▶ _Exercise requirements_:
Your response should be every line from the entries that includes the string "back".

Stored items
§ §

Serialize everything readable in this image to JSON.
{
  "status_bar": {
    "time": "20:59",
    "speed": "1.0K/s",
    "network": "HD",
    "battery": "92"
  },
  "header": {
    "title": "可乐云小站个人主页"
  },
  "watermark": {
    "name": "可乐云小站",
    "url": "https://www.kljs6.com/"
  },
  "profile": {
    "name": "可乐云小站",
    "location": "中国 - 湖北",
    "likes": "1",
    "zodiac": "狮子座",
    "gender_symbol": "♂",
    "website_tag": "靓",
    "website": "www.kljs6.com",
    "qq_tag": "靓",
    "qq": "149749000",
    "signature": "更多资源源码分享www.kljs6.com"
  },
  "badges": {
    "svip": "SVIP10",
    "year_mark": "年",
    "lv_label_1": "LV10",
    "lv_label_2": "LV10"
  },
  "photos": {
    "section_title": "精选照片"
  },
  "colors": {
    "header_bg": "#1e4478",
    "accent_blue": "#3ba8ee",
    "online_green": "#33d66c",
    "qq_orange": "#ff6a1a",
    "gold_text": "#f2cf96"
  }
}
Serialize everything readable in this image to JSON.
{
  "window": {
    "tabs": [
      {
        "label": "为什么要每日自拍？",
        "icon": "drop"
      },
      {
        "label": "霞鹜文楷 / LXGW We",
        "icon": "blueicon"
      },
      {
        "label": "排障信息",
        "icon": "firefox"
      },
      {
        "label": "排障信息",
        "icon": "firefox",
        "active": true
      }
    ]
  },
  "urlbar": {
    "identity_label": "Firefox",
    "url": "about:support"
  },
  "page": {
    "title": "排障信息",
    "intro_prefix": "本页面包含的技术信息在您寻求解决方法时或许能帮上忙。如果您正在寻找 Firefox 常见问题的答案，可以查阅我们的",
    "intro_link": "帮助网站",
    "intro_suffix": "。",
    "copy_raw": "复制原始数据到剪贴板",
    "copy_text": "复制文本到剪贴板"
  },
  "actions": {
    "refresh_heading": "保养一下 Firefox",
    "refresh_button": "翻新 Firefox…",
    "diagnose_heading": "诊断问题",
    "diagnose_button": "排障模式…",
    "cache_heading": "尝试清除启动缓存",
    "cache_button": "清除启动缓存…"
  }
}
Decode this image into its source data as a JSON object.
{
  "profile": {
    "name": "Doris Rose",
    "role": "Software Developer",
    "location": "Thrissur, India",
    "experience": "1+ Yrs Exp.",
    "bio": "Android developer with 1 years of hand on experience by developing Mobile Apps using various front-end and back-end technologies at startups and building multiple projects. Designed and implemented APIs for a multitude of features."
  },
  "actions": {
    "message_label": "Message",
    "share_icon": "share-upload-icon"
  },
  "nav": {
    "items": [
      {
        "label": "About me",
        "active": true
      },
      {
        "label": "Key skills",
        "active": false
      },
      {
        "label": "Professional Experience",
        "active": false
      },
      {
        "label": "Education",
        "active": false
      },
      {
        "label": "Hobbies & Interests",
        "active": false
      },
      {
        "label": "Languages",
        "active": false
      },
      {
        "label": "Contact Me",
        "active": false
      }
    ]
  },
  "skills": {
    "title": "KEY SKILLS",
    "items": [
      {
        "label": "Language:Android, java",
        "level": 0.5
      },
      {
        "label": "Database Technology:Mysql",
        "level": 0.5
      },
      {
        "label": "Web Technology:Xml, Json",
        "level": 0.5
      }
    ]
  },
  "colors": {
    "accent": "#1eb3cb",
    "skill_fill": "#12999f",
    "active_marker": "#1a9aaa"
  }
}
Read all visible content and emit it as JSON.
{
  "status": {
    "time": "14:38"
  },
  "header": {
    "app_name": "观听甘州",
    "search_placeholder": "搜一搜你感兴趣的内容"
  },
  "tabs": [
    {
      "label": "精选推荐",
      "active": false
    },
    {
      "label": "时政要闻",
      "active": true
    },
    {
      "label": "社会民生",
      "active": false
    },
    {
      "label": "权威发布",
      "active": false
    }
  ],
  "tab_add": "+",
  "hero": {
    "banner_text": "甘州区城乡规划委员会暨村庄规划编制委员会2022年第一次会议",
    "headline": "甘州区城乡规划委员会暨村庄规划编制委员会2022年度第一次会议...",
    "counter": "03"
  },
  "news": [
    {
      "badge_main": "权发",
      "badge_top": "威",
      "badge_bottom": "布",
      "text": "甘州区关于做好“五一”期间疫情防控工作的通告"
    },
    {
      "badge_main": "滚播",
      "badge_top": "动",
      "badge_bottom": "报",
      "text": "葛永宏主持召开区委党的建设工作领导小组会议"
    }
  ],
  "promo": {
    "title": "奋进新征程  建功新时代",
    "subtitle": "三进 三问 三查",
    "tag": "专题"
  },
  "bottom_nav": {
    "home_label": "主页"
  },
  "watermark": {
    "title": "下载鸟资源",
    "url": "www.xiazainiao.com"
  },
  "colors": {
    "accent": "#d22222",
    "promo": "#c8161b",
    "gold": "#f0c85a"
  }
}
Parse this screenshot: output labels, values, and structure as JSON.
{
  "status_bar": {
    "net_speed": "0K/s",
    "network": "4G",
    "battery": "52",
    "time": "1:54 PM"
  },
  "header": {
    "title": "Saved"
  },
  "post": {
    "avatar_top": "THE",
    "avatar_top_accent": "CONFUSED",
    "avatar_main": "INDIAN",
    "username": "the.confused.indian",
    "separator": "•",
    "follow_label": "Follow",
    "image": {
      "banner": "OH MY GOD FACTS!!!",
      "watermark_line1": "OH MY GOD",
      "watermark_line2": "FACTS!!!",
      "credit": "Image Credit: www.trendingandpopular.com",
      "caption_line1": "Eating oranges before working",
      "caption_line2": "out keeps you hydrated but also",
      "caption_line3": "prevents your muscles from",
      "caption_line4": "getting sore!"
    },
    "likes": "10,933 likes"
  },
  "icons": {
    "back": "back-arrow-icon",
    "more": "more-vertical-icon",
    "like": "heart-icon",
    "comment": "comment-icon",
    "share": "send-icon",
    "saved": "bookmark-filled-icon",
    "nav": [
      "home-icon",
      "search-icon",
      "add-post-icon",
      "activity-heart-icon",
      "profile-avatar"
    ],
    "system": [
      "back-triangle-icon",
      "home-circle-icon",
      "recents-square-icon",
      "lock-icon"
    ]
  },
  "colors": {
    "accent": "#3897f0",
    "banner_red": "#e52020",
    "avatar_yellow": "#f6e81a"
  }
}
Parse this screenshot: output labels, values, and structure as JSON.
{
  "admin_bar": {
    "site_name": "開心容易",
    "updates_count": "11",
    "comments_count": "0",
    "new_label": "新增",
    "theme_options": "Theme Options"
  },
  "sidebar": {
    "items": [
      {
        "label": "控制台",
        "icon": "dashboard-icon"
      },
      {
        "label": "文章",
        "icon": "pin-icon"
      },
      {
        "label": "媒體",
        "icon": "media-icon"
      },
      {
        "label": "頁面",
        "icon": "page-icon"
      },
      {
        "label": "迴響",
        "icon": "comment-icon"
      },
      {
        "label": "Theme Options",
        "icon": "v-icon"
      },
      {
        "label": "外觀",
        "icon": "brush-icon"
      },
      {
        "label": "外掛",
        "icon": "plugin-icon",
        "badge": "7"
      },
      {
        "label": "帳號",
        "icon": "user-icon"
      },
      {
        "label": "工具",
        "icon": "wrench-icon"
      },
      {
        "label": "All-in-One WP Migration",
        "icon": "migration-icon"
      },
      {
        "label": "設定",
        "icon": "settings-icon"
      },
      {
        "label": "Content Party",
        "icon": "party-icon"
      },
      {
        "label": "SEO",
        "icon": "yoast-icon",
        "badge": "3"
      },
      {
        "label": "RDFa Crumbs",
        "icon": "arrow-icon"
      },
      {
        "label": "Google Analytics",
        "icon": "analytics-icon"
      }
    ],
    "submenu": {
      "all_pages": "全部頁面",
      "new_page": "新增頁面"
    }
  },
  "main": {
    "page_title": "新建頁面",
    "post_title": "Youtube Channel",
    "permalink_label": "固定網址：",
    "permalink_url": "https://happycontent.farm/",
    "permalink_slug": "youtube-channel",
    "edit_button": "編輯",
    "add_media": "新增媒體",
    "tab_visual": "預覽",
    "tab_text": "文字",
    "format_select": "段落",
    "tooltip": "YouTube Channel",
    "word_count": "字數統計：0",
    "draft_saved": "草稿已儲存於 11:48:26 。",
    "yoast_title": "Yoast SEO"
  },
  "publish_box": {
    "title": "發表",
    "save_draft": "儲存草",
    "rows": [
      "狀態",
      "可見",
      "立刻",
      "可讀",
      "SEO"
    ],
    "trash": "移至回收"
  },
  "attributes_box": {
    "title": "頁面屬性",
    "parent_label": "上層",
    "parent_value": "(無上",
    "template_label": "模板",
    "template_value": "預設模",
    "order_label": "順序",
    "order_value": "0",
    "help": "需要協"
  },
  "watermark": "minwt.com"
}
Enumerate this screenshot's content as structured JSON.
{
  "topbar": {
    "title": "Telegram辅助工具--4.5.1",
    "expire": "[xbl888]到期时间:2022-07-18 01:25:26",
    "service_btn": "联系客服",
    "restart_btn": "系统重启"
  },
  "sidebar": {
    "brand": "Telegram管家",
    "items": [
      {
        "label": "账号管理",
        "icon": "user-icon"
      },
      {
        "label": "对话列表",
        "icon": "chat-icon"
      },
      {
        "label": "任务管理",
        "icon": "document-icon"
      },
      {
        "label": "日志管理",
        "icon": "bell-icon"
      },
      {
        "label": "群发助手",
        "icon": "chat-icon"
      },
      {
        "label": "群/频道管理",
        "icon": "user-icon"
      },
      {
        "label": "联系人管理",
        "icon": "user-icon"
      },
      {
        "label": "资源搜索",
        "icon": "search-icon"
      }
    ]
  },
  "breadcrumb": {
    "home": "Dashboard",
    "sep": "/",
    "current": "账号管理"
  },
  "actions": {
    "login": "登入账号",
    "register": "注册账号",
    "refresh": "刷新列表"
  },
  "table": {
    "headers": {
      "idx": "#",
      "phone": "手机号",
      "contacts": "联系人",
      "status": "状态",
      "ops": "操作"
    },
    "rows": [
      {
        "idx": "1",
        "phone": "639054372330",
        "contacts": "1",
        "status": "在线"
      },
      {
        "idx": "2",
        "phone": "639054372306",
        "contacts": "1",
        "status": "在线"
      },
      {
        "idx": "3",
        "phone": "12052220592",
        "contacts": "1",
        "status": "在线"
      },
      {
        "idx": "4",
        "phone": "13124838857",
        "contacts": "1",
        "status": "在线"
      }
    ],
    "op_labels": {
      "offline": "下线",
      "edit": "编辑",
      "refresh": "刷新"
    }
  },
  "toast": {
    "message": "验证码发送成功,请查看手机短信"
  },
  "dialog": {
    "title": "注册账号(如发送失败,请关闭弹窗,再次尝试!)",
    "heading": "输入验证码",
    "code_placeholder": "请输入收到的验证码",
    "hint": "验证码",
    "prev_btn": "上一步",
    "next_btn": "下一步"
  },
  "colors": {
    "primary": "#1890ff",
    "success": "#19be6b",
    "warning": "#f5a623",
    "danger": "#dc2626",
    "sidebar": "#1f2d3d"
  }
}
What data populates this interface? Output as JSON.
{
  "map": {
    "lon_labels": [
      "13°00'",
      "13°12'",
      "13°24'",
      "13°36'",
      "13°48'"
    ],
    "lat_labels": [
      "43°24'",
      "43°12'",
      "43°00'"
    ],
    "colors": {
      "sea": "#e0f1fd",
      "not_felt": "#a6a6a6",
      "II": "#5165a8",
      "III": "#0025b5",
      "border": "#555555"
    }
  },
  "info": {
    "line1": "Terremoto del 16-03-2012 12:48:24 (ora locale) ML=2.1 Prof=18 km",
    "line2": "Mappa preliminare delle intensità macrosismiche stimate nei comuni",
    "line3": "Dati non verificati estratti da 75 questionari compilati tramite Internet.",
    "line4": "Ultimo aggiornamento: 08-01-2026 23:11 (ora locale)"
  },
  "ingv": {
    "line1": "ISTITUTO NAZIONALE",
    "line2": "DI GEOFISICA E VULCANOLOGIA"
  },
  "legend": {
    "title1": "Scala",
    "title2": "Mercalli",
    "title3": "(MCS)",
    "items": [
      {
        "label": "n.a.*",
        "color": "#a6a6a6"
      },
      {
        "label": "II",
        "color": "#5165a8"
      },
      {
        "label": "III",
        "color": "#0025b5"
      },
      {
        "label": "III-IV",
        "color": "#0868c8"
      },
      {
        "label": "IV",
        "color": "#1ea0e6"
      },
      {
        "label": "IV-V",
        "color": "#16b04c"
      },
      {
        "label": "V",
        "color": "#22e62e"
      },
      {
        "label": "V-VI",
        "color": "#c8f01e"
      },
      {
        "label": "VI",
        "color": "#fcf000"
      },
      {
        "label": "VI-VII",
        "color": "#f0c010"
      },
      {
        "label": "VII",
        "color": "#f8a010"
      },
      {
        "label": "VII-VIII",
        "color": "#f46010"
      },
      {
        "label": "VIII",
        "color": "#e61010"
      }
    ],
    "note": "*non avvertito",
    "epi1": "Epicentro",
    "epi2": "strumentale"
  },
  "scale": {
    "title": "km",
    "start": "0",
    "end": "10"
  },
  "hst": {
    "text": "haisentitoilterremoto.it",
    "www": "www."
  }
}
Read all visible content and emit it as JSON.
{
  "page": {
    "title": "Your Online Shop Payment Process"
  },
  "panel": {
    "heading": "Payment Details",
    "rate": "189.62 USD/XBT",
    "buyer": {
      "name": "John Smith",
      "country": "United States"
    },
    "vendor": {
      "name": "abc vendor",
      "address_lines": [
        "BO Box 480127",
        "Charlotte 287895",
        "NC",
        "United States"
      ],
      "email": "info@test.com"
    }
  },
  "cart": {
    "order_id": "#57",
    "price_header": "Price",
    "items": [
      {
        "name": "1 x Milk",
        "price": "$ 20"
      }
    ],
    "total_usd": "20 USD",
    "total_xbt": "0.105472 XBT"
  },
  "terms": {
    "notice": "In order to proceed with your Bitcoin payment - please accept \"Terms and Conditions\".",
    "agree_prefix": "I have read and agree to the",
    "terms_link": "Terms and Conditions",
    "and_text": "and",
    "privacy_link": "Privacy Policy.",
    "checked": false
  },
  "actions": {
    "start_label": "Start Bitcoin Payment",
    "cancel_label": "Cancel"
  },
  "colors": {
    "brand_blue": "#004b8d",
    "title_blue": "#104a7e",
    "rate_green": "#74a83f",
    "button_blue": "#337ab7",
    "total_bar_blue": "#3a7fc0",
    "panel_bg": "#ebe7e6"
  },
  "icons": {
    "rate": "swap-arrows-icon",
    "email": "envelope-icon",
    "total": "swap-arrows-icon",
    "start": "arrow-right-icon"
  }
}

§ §

▶ _Output of the exercise_:
    "bio": "Android developer with 1 years of hand on experience by developing Mobile Apps using various front-end and back-end technologies at startups and building multiple projects. Designed and implemented APIs for a multitude of features."
    "back": "back-arrow-icon",
      "back-triangle-icon",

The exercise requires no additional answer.